This is more of a curiosity question than anything else. I'm new with Python and playing around with it. I've just looked at the base64 module. What if instead of doing:
import base64 string = 'Foo Bar' encoded = base664.b64encode
I wanted to do something like:
>>> class b64string(): >>> <something> >>> >>> string = b64string('Foo Bar') >>> string 'Foo Bar' >>> string.encode64() 'Rm9vIEJhcg==' >>> string 'Rm9vIEJhcg==' >>> string.assign('QmFyIEZvbw==') >>> string 'QmFyIEZvbw==' >>> string.b64decode() 'Bar Foo' >>> string 'Bar Foo'
Is there a simple, pythonic way to create that class?
I've begun with this:
>>> class b64string(base64): ... def __init__(self, v): ... self.value=v

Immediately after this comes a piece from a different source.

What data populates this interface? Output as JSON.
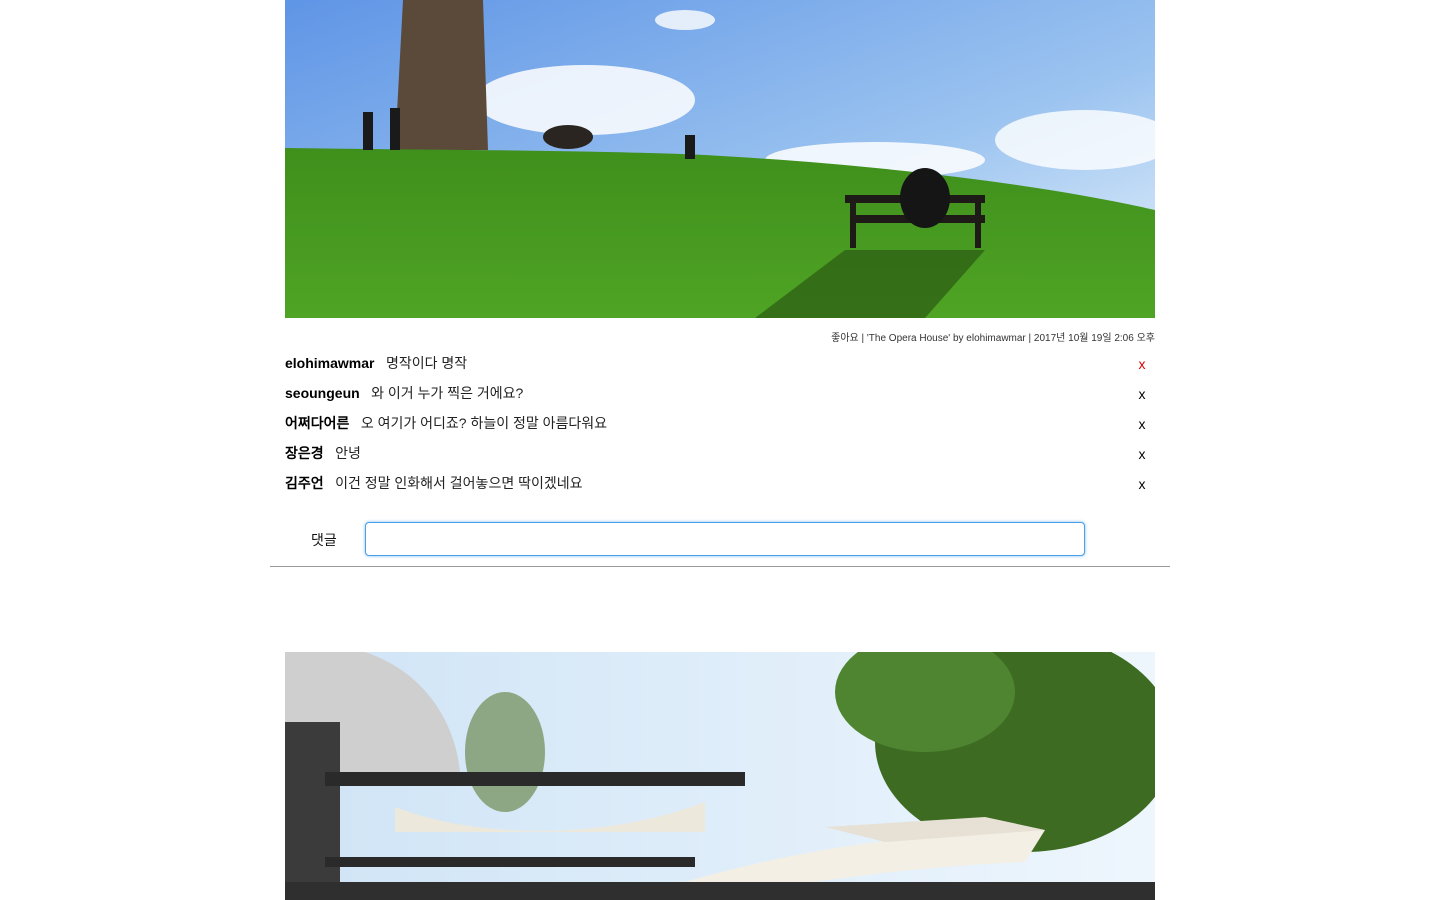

And already I get:
Traceback (most recent call last): File "<stdin>", line 1, in <module> TypeError: Error when calling the metaclass bases module.__init__() takes at most 2 arguments (3 given)
And don't get me started on (just to see what would happen):

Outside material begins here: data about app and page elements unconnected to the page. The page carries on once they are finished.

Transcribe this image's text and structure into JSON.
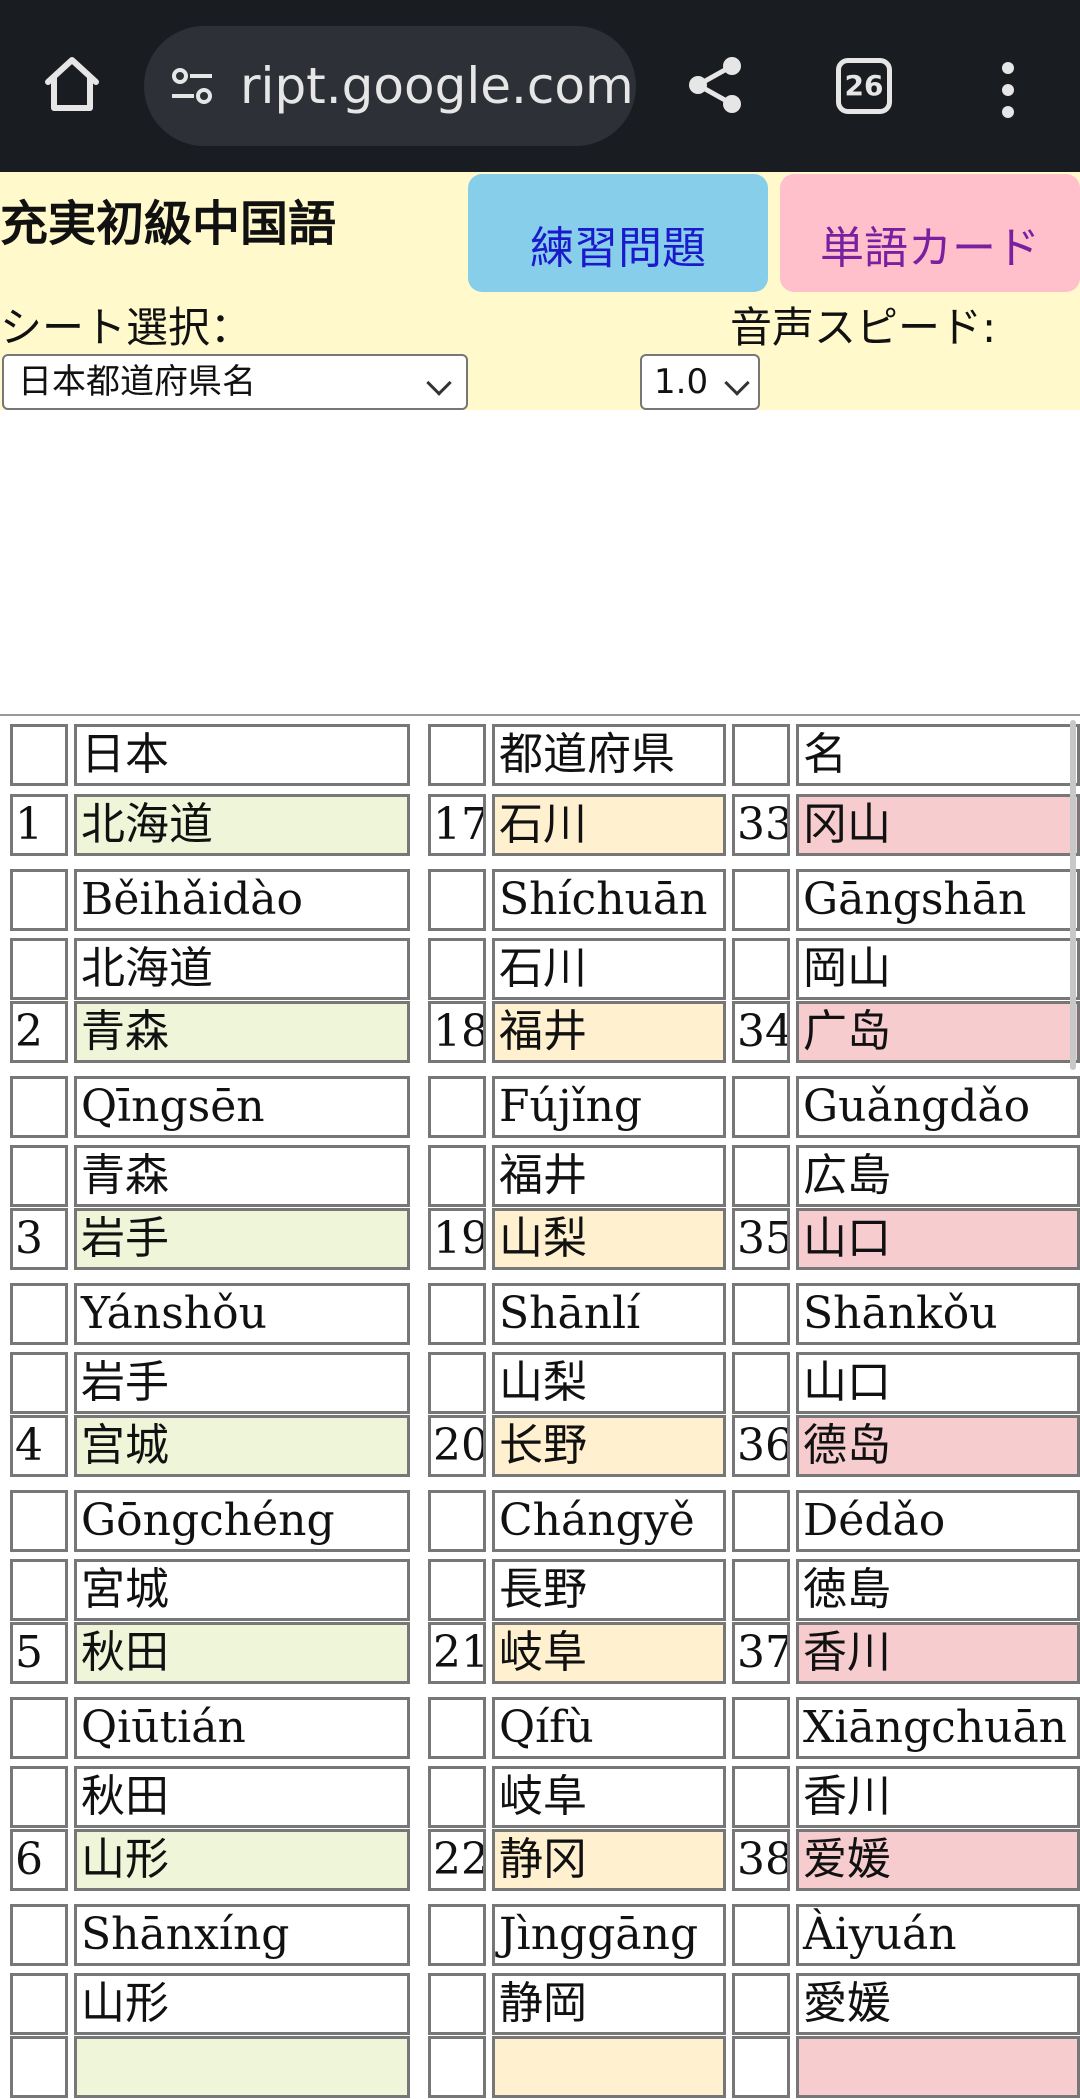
{
  "browser": {
    "url": "ript.google.com",
    "tab_count": "26"
  },
  "header": {
    "title": "充実初級中国語",
    "practice_button": "練習問題",
    "cards_button": "単語カード",
    "sheet_label": "シート選択：",
    "speed_label": "音声スピード:",
    "sheet_value": "日本都道府県名",
    "speed_value": "1.0"
  },
  "table": {
    "headers": [
      "日本",
      "都道府県",
      "名"
    ],
    "rows": [
      [
        {
          "n": "1",
          "kanji": "北海道",
          "pinyin": "Běihǎidào",
          "jp": "北海道"
        },
        {
          "n": "17",
          "kanji": "石川",
          "pinyin": "Shíchuān",
          "jp": "石川"
        },
        {
          "n": "33",
          "kanji": "冈山",
          "pinyin": "Gāngshān",
          "jp": "岡山"
        }
      ],
      [
        {
          "n": "2",
          "kanji": "青森",
          "pinyin": "Qīngsēn",
          "jp": "青森"
        },
        {
          "n": "18",
          "kanji": "福井",
          "pinyin": "Fújǐng",
          "jp": "福井"
        },
        {
          "n": "34",
          "kanji": "广岛",
          "pinyin": "Guǎngdǎo",
          "jp": "広島"
        }
      ],
      [
        {
          "n": "3",
          "kanji": "岩手",
          "pinyin": "Yánshǒu",
          "jp": "岩手"
        },
        {
          "n": "19",
          "kanji": "山梨",
          "pinyin": "Shānlí",
          "jp": "山梨"
        },
        {
          "n": "35",
          "kanji": "山口",
          "pinyin": "Shānkǒu",
          "jp": "山口"
        }
      ],
      [
        {
          "n": "4",
          "kanji": "宫城",
          "pinyin": "Gōngchéng",
          "jp": "宮城"
        },
        {
          "n": "20",
          "kanji": "长野",
          "pinyin": "Chángyě",
          "jp": "長野"
        },
        {
          "n": "36",
          "kanji": "德岛",
          "pinyin": "Dédǎo",
          "jp": "徳島"
        }
      ],
      [
        {
          "n": "5",
          "kanji": "秋田",
          "pinyin": "Qiūtián",
          "jp": "秋田"
        },
        {
          "n": "21",
          "kanji": "岐阜",
          "pinyin": "Qífù",
          "jp": "岐阜"
        },
        {
          "n": "37",
          "kanji": "香川",
          "pinyin": "Xiāngchuān",
          "jp": "香川"
        }
      ],
      [
        {
          "n": "6",
          "kanji": "山形",
          "pinyin": "Shānxíng",
          "jp": "山形"
        },
        {
          "n": "22",
          "kanji": "静冈",
          "pinyin": "Jìnggāng",
          "jp": "静岡"
        },
        {
          "n": "38",
          "kanji": "爱媛",
          "pinyin": "Àiyuán",
          "jp": "愛媛"
        }
      ]
    ]
  },
  "colors": {
    "header_bg": "#fff9cc",
    "practice_bg": "#87ceeb",
    "cards_bg": "#ffc0cb",
    "col1_highlight": "#eef5d8",
    "col2_highlight": "#fff0cf",
    "col3_highlight": "#f6cccf"
  }
}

>>> class b64string(str, base64): pass ... Traceback (most recent call last): File "<stdin>", line 1, in <module> TypeError: Error when calling the metaclass bases metaclass conflict: the metaclass of a derived class must be a (non-strict) subclass of the metaclasses of all its bases
I know how to do it manually by listing all of the attributes of base64 in a new class and calling them with the stored value as argument. But is there a neat, pythonic way to do this? Is it a bad idea to do it? The idea would be, if needed, to do it with many such modules and have "super strings" that would have as modules all the things I would need to do with them. Is that bad? Is it un-pythonic? If it is pythonic, how is it done?